The Bank of Korea reportedly has plans to maintain strict oversight on crypto trading activity via real-name bank accounts.

According to a report by The Korea Herald on Thursday, the BOK is seeking authority under Article 87 of the country’s central bank Act, stating: “We plan to utilize our legal authority over requesting document submittal from financial institutions to monitor the volume of cryptocurrency transactions made through bank accounts.”

The above comments are reportedly from documents submitted by the BOK to lawmakers in the country with the central bank wary of unlawful crypto transactions causing significant risks to internal monetary control policies.

According to a BOK official, the central bank’s crypto monitoring regime could begin in September if approved by lawmakers.

The BOK’s request for powers to police crypto trading volume activity comes on the heels of financial regulators in the country demanding a full audit of banks that deal with cryptocurrency exchange clients.

As previously reported by Cointelegraph, authorities in South Korea are keen to ensure the complete implementation of the mandatory real-name crypto trading account policy. Indeed, only the “big four” crypto exchanges — Bithumb, Upbit, Korbit, and Coinone — are reportedly adhering to the policy.

Both the Financial Services Commission and the Financial Intelligence Unit are keeping a watchful eye on South Korea’s crypto market.
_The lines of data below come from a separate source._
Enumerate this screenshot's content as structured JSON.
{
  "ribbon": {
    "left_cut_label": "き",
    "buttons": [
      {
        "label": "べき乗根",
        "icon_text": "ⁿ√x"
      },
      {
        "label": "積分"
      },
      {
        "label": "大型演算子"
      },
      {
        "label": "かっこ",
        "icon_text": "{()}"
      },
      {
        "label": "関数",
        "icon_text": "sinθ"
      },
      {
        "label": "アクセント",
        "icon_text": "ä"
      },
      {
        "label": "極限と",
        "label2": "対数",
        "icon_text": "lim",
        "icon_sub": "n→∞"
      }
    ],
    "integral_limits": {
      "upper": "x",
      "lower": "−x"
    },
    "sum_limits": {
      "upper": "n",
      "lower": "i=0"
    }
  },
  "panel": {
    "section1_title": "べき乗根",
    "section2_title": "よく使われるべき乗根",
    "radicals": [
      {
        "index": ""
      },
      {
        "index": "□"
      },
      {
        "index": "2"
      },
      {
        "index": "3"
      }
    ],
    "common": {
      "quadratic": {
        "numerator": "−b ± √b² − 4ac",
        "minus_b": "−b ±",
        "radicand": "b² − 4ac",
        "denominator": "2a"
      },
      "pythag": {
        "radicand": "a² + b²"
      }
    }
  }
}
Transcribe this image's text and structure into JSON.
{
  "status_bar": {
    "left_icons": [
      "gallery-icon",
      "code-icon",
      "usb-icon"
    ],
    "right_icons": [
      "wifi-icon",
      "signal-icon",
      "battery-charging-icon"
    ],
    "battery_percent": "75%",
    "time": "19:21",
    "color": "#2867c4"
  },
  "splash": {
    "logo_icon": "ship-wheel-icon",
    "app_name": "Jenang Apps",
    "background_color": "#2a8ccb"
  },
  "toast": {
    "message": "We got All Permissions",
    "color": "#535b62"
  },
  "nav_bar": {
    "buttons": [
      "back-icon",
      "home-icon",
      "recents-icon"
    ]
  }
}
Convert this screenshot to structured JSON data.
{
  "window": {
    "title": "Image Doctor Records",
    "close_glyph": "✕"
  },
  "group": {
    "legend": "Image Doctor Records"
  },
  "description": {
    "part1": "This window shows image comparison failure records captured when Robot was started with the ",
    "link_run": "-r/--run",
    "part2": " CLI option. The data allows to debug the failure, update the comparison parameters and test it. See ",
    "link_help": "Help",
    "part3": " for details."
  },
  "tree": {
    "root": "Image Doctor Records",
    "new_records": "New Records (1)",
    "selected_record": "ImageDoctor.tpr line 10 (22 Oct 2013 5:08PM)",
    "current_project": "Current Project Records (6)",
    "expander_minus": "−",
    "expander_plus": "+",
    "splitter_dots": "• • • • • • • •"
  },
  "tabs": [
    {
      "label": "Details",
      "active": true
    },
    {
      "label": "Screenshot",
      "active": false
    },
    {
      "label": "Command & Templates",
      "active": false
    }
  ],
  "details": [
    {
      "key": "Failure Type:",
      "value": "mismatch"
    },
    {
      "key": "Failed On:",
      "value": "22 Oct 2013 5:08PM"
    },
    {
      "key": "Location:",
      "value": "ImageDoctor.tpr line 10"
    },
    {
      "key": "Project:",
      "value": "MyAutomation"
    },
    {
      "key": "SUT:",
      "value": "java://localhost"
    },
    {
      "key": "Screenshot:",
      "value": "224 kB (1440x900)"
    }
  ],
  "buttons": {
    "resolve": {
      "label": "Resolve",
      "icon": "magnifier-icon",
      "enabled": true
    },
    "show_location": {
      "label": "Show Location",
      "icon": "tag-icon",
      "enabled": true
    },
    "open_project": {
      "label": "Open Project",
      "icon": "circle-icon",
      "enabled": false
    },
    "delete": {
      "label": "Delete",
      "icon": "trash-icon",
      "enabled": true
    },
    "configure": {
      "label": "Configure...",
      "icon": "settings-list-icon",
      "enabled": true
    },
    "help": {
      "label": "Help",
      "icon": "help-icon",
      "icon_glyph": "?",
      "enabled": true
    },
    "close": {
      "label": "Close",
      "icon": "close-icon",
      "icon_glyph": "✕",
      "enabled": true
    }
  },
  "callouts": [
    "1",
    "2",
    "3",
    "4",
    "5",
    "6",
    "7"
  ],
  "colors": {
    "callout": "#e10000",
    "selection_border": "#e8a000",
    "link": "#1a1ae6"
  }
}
The FSC has even asked its employees to declare their cryptocurrency holdings.

Crypto service providers including exchanges, custodians, wallet platforms, and asset managers, have until September to begin complying with new financial reporting requirements. Companies that fail to adhere to the ruling could see their executives face up to five years in jail.

Despite the tightening of crypto regulations, demand continues to skyrocket in South Korea. Traders are reportedly favoring altcoins with Bitcoin (BTC) volume declining on several exchanges.

South Korea will also introduce a 20% capital gains tax on crypto trading profits above 2.5 million won ($2,230) beginning in January 2022.